Syndicate success:

According to a report, Japan holds elections every three years to select approximately half of the members of its House of Councillors and Sunday’s vote saw the Liberal Democratic Party (LDP) and its junior Komeito compatriot secure 71 of the 124 available spots.

GGRAsia reported that Abe’s LDP won 57 of the House of Councillors seats while the more cautious and Buddhist-influenced Komeito party managed to bag 14 to give the ruling coalition a plurality to match the one it already enjoys in the lower House of Representatives courtesy of 2017 elections.

Casino commitment:

The result also reportedly means that 64-year-old Abe is now on track to become Japan’s longest-serving Prime Minster and came after both the LDP and Komeito officially pledged to continue with a policy that is to see the government license a trio of integrated casino resorts.
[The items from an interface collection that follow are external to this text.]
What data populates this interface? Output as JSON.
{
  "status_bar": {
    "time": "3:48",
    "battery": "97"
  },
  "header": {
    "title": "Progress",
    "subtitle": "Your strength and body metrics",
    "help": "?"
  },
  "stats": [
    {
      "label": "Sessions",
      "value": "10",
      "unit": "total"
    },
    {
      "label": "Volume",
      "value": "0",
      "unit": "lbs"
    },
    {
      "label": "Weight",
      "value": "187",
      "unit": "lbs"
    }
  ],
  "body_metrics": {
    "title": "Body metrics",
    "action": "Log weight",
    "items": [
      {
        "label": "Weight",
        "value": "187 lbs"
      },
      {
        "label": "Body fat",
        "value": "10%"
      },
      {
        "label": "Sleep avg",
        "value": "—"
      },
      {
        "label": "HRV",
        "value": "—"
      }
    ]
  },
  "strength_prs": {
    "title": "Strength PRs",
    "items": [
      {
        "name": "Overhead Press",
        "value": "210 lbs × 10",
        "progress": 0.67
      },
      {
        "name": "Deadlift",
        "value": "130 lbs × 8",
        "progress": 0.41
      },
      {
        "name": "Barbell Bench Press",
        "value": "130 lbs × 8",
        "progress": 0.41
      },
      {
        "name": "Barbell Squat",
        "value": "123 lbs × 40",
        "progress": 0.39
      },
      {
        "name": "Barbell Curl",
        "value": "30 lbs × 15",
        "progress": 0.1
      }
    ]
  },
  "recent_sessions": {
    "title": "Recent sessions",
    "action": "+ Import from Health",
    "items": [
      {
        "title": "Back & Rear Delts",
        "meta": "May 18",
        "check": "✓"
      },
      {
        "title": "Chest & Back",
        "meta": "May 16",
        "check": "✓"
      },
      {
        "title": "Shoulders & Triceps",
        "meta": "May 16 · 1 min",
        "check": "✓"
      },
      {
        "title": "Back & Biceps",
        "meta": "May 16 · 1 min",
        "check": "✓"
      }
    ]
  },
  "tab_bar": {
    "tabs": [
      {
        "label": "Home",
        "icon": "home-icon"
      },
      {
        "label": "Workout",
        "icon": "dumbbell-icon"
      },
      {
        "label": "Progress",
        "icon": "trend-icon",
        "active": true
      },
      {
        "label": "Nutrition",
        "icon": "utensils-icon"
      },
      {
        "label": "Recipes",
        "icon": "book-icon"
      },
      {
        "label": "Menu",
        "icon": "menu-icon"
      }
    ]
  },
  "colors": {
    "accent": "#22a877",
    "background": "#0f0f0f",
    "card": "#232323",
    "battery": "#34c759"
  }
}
Although lawmakers have already ratified two pieces of enabling legislation, particulars contained in the so-called ‘basic policy’ such as where the envisioned facilities should actually be located have purportedly yet to be passed.

Despite the fact that less than half of the nation’s eligible voters participated in yesterday’s election, the result means that it is now more likely than ever that Japan will inaugurate the three planned gambling establishments within the next decade.

‘Super-majority’ slip:

However, it was not an unmitigated victory for Abe as he reportedly failed to secure the House of Councillors ‘super-majority’ he had desired so as to be able to alter Japan’s post-Second World War pacifist constitution. The experienced politician had earlier proclaimed that he would like to achieve this goal by 2020 in order to be able to explicitly recognize the legality of his nation’s armed forces.